Cases in which the performance contemplated by a contract is forbidden at the time the contract is entered into are treated in the chapter on contracts unenforceable because of illegality.2 Instances are not rare, however, in which a legal contract subsequently becomes impossible of performance without violation of law because of some governmental act, either executive, legislative, or judicial. And the right to recover the benefit conferred by a partial performance of a contract, under such circumstances, has been recognized:

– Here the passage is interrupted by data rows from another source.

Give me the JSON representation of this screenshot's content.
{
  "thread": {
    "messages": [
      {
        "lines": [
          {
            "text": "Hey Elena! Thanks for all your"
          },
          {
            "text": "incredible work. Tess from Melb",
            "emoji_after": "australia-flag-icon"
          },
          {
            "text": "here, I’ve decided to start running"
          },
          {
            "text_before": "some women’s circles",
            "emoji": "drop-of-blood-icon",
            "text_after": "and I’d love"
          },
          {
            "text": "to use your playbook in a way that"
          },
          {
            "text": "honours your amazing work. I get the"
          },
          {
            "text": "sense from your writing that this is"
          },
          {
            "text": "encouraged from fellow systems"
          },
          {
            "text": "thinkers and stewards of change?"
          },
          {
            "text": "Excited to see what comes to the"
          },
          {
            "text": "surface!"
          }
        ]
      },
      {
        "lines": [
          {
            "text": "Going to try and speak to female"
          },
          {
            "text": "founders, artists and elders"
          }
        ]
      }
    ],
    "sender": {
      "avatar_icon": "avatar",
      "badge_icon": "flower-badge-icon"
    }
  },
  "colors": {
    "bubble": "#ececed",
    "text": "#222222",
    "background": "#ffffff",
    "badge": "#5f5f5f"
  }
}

Jones v. Judd, 1850, 4 N. Y. 411: Action for work and labor. The defendant, under contract with the state to complete certain sections of a canal, entered into a subcontract with the plaintiffs for a part of the work, by which he agreed to pay them seven cents per yard for excavating and eight cents for embankment, monthly, according to measurements of engineers, except ten per cent which was not to be paid until final estimate. The defendant paid the plaintiffs for all work performed, except the ten per cent reserved. Gardiner, J. (p. 413): "The plaintiffs were stopped in the prosecution of the work, in fulfillment of their contract, by the authority of the state officers. Before this injunction was removed, the law of March 29,1842, for preserving the credit of the state, was passed, which put an end to the original contract, and the agreement between the plaintiffs and defendant which grew out of it. As the plaintiffs were prevented, by the authority of the state, from completing their contract, they are entitled to recover for the work performed, at the contract price. The ten per cent was a part of the price stipulated. It was reserved to secure the fulfillment of the contract, and to be paid upon a final estimate. The performance of the required condition became impossible by the act of the law, and of course the plaintiffs were entitled to recover without showing a compliance with the agreement in this particular." 1
1 1859, 20 N. Y. 197, 203; 75 Am. Dec. 388. 2 Post, Sec. 132 et seq.
New York Life Ins. Co. v. Statham; Same v. Seyms; Manhattan Life Ins. Co. v. Buck, 1876, 93 U. S. 24: The first case a bill in equity, the other two actions at law, to recover the amounts of life insurance policies. The premiums were paid until the outbreak of the Civil War which made payments impossible, and the persons insured died during the war. Bradley, J. (p. 34): "Whilst the insurance company has a right to insist on the materiality of time in the condition of payment of premiums, and to hold the contract ended by reason of non-payment, they cannot with any fairness insist upon the condition, as it regards the forfeiture of the premiums already paid; that would be clearly unjust and inequitable. The insured has an equitable right to have this amount restored to him, subject to a deduction for the value of the assurance enjoyed by him whilst the policy was in existence; in other words, he is fairly entitled to have the equitable value of his policy." 2
1 Also : Whitfield v. Zellnor, 1852, 24 Miss. 663 ; Theobald v. Burleigh, 1891, 66 N. H. 574; 23 Atl. 367; Heine v. Meyer, 1874, 61 N. Y. 171; L. Craddock & Co. v. Wells-Fargo Co., Express, 1910, Tex. Civ. App. ; 125 S. W. 59, (cf. Binz v. National Supply Co., 1907, Tex. Civ. App.; 105 S. W. 543).
2 For an excellent discussion of the different views as to the effect of war upon a policy of insurance, and the rights of the insured at the conclusion of the war, see Abell v. Penn Mutual Life Ins. Co., 1881,
In Manhattan Life Insurance Company v. Buck, one of the three cases just stated together, the decision of the court is questionable. The policy contained a clause not found in the policies involved in the other two cases, that "in every case where the policy should cease or become null and void, all previous payments made thereon should be forfeited to the company." This provision indicates that the insured assumed the risk of losing everything if for any cause the policy were to be extinguished. The case is therefore similar to Cutter v. Powell,1 where the estate of a ship's officer who died during the voyage was denied compensation for the services rendered before his death on the ground that it was the understanding that the officer was to receive no compensation unless he completed the entire voyage, and that in consideration of the risk assumed by him his compensation in the event of his completing the voyage was to be larger than it would have been but for this understanding. As Professor Keener has pointed out,2 if Manhattan Life Insurance Company v. Buck is to be supported, it must be upon the theory that a court of law will relieve against a forfeiture, a doctrine which has usually been regarded as peculiar to equity.